For decades, Caricom has touted regional integration and trade liberalisation in the face of a reality of insularity and petty differences that stifle collaborative business opportunities.
Dr Rowley noted some examples of how regional differences limited trade between Caricom nations, recalling that TT’s thriving pork production industry couldn’t export to a promising Jamaican market after an interest group there argued that a 25-year-old outbreak of swine fever presented some sort of phantom threat to health. In fact swine fever affects pigs, but not people.
The challenges of the last two years have emphasised the importance of localising the global supply chain, and a successful revisiting of trade between TT and Guyana might provide a template for improving trade within the Caribbean archipelago.
As food security becomes a greater concern in the region, the ability of businesses operating in Caribbean islands to collaborate with their neighbours to leverage their agricultural, mineral and human-resource strengths should play a more prominent role in Caricom discussions.
At the launch of the second Agri-Investment Forum and Expo on Friday, the PM recognised this when he underlined the importance of making regional trade integration a reality, having invited the leaders of Guyana, Barbados, St Vincent and the Grenadines, Haiti and Suriname to the event.
After the signing with Dr Ali, the PM sensibly argued that if there is an entity called a single market and economy, it should be a meaningful one.
“A perfect working SME means that you have no impediment to goods, people or financing going to any part of the market,” Dr Rowley said.
The region has far to go to attain that ideal, and the countries of the Caribbean have widely differing implementations of trade barriers. Even when there are similarities, interpretations can differ from state to state.
Now the two countries will begin by working together through a joint task force that will address existing non-tariff barriers and standardise and define policies for trade.
The project’s importance can’t be underestimated.
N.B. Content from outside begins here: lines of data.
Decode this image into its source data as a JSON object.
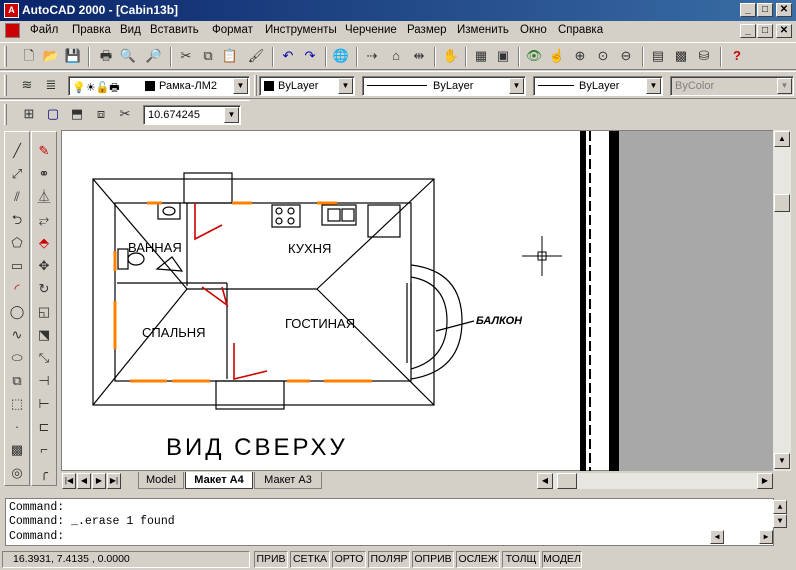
{
  "window": {
    "title": "AutoCAD 2000 - [Cabin13b]",
    "minimize": "_",
    "maximize": "□",
    "close": "✕"
  },
  "menu": [
    "Файл",
    "Правка",
    "Вид",
    "Вставить",
    "Формат",
    "Инструменты",
    "Черчение",
    "Размер",
    "Изменить",
    "Окно",
    "Справка"
  ],
  "layers_toolbar": {
    "layer_name": "Рамка-ЛМ2",
    "color": "ByLayer",
    "linetype": "ByLayer",
    "lineweight": "ByLayer",
    "plotstyle": "ByColor"
  },
  "viewport_toolbar": {
    "scale_value": "10.674245"
  },
  "drawing": {
    "rooms": {
      "bathroom": "ВАННАЯ",
      "kitchen": "КУХНЯ",
      "bedroom": "СПАЛЬНЯ",
      "living": "ГОСТИНАЯ",
      "balcony": "БАЛКОН"
    },
    "view_title": "ВИД СВЕРХУ"
  },
  "tabs": [
    {
      "label": "Model",
      "active": false
    },
    {
      "label": "Макет А4",
      "active": true
    },
    {
      "label": "Макет А3",
      "active": false
    }
  ],
  "command": {
    "line1": "Command:",
    "line2": "Command: _.erase 1 found",
    "line3": "Command:"
  },
  "status": {
    "coords": "16.3931, 7.4135 , 0.0000",
    "buttons": [
      "ПРИВ",
      "СЕТКА",
      "ОРТО",
      "ПОЛЯР",
      "ОПРИВ",
      "ОСЛЕЖ",
      "ТОЛЩ",
      "МОДЕЛ"
    ]
  },
  "colors": {
    "title_bar": "#0a246a",
    "window_red": "#cc0000",
    "frame_orange": "#ff8000"
  }
}
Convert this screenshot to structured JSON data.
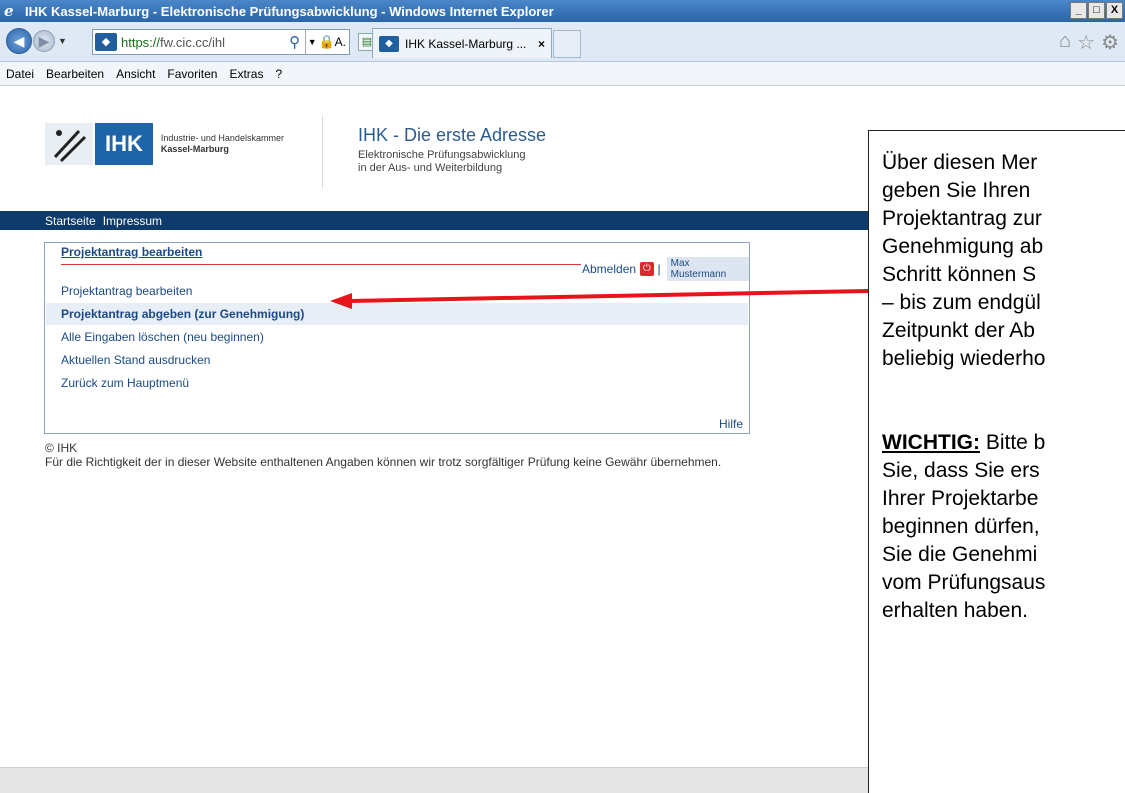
{
  "window": {
    "title": "IHK Kassel-Marburg - Elektronische Prüfungsabwicklung - Windows Internet Explorer",
    "controls": [
      "_",
      "□",
      "X"
    ]
  },
  "addressbar": {
    "url_https": "https://",
    "url_rest": "fw.cic.cc/ihl",
    "cert_text": "A.",
    "tab_title": "IHK Kassel-Marburg ...",
    "tab_close": "×"
  },
  "menubar": [
    "Datei",
    "Bearbeiten",
    "Ansicht",
    "Favoriten",
    "Extras",
    "?"
  ],
  "header": {
    "logo_ihk": "IHK",
    "logo_line1": "Industrie- und Handelskammer",
    "logo_line2": "Kassel-Marburg",
    "title": "IHK - Die erste Adresse",
    "subtitle_1": "Elektronische Prüfungsabwicklung",
    "subtitle_2": "in der Aus- und Weiterbildung"
  },
  "nav": [
    "Startseite",
    "Impressum"
  ],
  "panel": {
    "title": "Projektantrag bearbeiten",
    "logout": "Abmelden",
    "user": "Max Mustermann",
    "items": [
      "Projektantrag bearbeiten",
      "Projektantrag abgeben (zur Genehmigung)",
      "Alle Eingaben löschen (neu beginnen)",
      "Aktuellen Stand ausdrucken",
      "Zurück zum Hauptmenü"
    ],
    "help": "Hilfe"
  },
  "footer": {
    "copyright": "© IHK",
    "disclaimer": "Für die Richtigkeit der in dieser Website enthaltenen Angaben können wir trotz sorgfältiger Prüfung keine Gewähr übernehmen."
  },
  "annotation": {
    "lines": [
      "Über diesen Mer",
      "geben Sie Ihren",
      "Projektantrag zur",
      "Genehmigung ab",
      "Schritt können S",
      "– bis zum endgül",
      "Zeitpunkt der Ab",
      "beliebig wiederho"
    ],
    "warning_label": "WICHTIG:",
    "warning_first": " Bitte b",
    "warning_lines": [
      "Sie, dass Sie ers",
      "Ihrer Projektarbe",
      "beginnen dürfen,",
      "Sie die Genehmi",
      "vom Prüfungsaus",
      "erhalten haben."
    ],
    "arrow_color": "#e8141b"
  }
}
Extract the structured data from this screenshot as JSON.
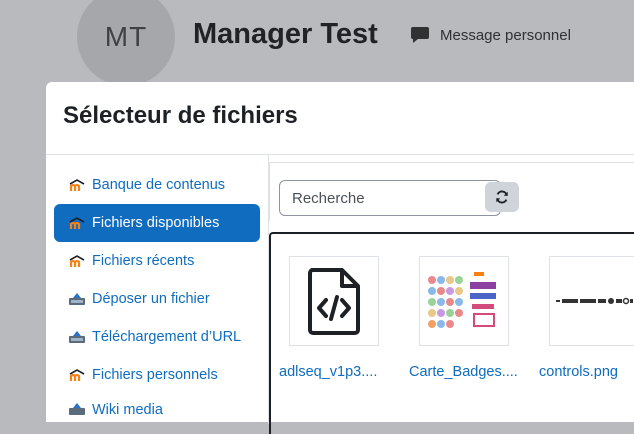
{
  "user": {
    "initials": "MT",
    "name": "Manager Test",
    "message_label": "Message personnel"
  },
  "modal": {
    "title": "Sélecteur de fichiers"
  },
  "sidebar": {
    "items": [
      {
        "label": "Banque de contenus",
        "icon": "moodle-icon",
        "active": false
      },
      {
        "label": "Fichiers disponibles",
        "icon": "moodle-icon",
        "active": true
      },
      {
        "label": "Fichiers récents",
        "icon": "moodle-icon",
        "active": false
      },
      {
        "label": "Déposer un fichier",
        "icon": "upload-icon",
        "active": false
      },
      {
        "label": "Téléchargement d’URL",
        "icon": "upload-icon",
        "active": false
      },
      {
        "label": "Fichiers personnels",
        "icon": "moodle-icon",
        "active": false
      },
      {
        "label": "Wiki media",
        "icon": "upload-icon",
        "active": false
      }
    ]
  },
  "search": {
    "placeholder": "Recherche",
    "refresh_icon": "refresh-icon"
  },
  "files": [
    {
      "name": "adlseq_v1p3....",
      "icon": "code-file-icon"
    },
    {
      "name": "Carte_Badges....",
      "icon": "image-thumbnail"
    },
    {
      "name": "controls.png",
      "icon": "image-thumbnail"
    }
  ],
  "colors": {
    "link": "#0f6cbf",
    "active_bg": "#0f6cbf",
    "overlay": "#b8babd"
  }
}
The work of this task force will create a basis for improved and more streamlined trade between TT and Guyana, but a comprehensive document might also provide a template that Caricom as a whole might use to encourage member nations to follow.
To do that, the project must move forward with purpose, not only in identifying profitable market segments for both nations, but also in designing trade arrangements that are known, respected and observed, and which echo effectively all the way down to the desks of customs officers.
Credit: Source link